Examine each line of the data. Copy the line if it includes the word "consectetur".

- - - -

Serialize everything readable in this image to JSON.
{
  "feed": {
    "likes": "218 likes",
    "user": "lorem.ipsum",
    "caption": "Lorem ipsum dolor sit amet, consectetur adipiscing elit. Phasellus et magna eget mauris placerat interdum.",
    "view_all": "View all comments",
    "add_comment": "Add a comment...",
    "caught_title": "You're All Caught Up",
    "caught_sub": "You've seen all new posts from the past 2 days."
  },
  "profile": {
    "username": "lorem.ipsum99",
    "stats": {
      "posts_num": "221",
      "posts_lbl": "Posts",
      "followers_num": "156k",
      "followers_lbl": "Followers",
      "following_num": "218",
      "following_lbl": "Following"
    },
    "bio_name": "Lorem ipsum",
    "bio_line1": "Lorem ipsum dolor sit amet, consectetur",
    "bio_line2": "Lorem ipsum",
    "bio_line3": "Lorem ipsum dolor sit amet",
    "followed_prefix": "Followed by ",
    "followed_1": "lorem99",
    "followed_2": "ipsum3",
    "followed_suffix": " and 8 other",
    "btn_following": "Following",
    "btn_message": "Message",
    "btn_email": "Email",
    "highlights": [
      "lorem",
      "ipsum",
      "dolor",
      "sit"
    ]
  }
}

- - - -

● Your solution
    "caption": "Lorem ipsum dolor sit amet, consectetur adipiscing elit. Phasellus et magna eget mauris placerat interdum.",
    "bio_line1": "Lorem ipsum dolor sit amet, consectetur",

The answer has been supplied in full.